How Open Source can suck big time ...

How Open Source can suck big time ...

The two biggest productivity problems in the software development world today are as follows:

  1. The top layers of American corporate management went to the same schools as the top layers of the U.S. government and the two are equally half-bright.
  2. The systems that we are building are too big and are built too rapidly out of parts too small.

The cultural senility of the American two-party system may be incurable, so we'll pass on Number 1 above. Number 2 is partly the PHB 's fault, but it's also partly our fault, those of us in the Open Source community.

The PHB's foolishness is the "want it all now" approach that specifies giant systems before the first prototype is built. The Open Source foolishness is promising the PHB anything he wants as long as we get to play with our favorite open source tools. Nine guys and gals on a team all with this sort of agenda, and pretty soon you're selling season passes for the suspension bridge you plan to build out of popsicle sticks and library paste.

If you ever watched John Cleese's spoofy dystopia film Brazil, it featured a simple planetary computing environment in which only professionals had access to computers, but there were still lots of them, all the size of 1980's-style 8-bit machines with tiny black-and-white screens. The environment had focus. The focus happened to be maintaining a police state, but it worked well, and there existed the few tools people really needed, minus a lot of extraneous bullfeathers, of which the real world of computing has more than its rightful share.

What we really should be doing, us Open Source programmers, if we want to Save the Children, bring about World Peace, and insure the Universal Brotherhood of Free Software ... we should be finding ways to clean up this scrapheap of wasted human creativity that currently bloats the bulging body of Open Source.

Simplify! Let's Simplify!
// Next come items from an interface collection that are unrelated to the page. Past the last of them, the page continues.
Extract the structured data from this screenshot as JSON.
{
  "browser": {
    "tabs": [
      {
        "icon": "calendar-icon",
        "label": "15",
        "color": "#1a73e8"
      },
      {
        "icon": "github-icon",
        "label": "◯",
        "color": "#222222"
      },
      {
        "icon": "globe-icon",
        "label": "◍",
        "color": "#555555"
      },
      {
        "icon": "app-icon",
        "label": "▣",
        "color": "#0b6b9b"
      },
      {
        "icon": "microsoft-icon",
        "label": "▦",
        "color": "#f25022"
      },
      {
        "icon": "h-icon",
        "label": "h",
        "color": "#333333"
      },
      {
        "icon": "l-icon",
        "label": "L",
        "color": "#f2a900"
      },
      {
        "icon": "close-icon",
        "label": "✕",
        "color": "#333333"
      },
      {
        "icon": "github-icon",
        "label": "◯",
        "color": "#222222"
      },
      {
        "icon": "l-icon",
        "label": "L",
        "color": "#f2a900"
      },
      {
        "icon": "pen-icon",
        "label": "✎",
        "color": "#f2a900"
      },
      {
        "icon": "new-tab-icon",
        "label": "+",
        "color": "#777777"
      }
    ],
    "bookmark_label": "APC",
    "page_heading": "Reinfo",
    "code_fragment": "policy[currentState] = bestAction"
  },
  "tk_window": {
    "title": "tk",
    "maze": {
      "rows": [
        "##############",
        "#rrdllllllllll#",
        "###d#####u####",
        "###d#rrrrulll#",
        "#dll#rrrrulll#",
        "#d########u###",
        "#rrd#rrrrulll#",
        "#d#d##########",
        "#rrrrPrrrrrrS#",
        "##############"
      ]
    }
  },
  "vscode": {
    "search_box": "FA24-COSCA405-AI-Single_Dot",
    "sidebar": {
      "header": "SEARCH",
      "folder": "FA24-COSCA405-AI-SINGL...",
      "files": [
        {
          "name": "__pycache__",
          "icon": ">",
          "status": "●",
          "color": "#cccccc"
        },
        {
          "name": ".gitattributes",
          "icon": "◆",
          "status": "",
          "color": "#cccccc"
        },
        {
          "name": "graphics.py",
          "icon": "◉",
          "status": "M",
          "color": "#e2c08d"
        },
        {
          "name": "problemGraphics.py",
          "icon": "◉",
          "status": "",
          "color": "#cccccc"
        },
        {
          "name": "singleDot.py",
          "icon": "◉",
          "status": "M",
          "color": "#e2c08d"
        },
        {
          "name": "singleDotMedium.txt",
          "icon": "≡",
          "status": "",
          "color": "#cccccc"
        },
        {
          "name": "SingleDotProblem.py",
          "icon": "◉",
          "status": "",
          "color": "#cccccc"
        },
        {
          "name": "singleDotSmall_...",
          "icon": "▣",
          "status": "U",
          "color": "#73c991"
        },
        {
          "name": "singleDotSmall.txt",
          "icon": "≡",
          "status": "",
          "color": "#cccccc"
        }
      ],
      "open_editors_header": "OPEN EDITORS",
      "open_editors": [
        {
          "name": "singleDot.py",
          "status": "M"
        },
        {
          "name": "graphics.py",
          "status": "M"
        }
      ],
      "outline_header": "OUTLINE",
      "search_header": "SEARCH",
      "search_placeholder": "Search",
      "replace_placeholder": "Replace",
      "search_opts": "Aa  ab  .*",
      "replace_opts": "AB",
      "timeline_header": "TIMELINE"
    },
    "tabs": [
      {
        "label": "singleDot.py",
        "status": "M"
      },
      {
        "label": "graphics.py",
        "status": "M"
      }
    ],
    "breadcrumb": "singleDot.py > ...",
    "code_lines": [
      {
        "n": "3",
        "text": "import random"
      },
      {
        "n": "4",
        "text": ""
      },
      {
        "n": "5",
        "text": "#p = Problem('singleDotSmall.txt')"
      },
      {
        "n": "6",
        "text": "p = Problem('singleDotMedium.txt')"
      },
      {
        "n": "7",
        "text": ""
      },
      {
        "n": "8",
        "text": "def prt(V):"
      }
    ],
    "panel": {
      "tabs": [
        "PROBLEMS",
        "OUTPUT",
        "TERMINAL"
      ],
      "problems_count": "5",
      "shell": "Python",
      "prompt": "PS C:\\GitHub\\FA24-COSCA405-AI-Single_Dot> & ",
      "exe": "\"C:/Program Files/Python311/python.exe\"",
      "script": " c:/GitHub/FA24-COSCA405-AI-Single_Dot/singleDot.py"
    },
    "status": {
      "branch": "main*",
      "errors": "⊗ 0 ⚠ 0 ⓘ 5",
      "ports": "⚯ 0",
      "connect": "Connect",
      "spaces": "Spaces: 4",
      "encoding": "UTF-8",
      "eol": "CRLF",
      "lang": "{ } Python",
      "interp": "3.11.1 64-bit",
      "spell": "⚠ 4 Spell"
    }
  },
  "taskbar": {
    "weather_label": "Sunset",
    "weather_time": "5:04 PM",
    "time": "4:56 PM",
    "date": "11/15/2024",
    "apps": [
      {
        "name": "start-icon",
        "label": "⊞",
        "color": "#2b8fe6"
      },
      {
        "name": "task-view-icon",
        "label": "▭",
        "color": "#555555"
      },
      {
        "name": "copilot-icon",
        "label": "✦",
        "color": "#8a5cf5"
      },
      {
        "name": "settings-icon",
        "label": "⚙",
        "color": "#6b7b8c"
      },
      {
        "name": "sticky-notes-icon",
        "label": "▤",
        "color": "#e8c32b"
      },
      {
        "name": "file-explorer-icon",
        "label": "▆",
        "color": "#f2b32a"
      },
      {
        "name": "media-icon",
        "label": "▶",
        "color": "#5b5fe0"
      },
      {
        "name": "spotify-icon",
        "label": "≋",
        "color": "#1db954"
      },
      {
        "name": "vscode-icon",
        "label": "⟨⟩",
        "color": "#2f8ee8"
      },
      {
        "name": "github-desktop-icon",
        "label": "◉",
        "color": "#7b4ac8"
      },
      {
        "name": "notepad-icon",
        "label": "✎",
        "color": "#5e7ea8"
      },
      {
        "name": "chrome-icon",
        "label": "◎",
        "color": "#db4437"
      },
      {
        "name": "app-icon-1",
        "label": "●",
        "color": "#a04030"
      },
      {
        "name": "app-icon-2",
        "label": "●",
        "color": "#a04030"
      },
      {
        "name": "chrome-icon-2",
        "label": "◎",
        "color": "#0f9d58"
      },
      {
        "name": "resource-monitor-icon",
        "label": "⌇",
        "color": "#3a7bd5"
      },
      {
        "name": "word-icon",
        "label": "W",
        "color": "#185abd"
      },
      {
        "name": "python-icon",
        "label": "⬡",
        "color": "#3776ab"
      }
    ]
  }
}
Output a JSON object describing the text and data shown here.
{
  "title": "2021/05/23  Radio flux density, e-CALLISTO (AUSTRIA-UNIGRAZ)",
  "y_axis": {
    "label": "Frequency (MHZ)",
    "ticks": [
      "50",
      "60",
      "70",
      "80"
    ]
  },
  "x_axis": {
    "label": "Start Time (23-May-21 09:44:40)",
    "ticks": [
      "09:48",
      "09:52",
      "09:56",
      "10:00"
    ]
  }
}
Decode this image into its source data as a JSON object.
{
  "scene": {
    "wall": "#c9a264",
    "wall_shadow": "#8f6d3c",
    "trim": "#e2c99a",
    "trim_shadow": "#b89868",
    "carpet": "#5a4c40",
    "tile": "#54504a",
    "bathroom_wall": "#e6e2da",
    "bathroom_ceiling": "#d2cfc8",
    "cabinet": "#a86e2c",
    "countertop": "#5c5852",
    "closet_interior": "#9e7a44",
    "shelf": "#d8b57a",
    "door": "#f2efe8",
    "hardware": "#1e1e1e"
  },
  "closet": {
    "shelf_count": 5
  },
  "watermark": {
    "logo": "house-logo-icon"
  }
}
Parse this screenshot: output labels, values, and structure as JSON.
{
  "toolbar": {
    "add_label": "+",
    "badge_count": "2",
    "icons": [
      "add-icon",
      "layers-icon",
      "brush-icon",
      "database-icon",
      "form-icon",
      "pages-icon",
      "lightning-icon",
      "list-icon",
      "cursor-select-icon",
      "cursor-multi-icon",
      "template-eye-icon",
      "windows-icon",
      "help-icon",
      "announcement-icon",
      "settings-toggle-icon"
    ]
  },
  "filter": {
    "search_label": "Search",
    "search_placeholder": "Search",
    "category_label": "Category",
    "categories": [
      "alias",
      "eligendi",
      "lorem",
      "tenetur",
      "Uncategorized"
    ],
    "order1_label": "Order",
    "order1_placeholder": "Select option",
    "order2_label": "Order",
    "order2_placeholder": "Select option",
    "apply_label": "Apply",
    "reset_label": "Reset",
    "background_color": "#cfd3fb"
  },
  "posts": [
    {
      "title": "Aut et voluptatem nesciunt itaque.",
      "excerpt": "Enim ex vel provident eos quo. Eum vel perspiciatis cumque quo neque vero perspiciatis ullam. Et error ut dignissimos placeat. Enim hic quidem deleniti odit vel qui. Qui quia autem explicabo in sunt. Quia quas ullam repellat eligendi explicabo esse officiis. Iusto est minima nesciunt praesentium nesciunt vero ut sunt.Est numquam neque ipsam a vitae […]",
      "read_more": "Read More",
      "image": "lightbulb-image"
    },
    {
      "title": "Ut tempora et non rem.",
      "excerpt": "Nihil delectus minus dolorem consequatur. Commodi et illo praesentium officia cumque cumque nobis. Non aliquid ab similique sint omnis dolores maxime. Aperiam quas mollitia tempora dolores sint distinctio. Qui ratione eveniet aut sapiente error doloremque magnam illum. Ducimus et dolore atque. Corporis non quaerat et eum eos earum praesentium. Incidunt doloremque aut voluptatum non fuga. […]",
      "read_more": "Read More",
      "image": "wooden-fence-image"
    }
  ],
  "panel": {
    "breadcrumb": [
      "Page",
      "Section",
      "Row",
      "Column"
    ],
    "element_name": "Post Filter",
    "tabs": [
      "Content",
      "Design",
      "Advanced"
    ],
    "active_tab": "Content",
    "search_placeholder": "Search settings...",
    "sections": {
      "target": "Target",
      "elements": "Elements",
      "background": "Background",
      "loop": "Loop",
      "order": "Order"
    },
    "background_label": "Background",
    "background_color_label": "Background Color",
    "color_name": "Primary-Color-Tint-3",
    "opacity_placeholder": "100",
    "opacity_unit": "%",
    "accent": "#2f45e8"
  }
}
Editor's Choice
Sara Peters, Editor-in-Chief, InformationWeek / Network Computing
John Edwards, Technology Journalist & Author
John Edwards, Technology Journalist & Author
James M. Connolly, Contributing Editor and Writer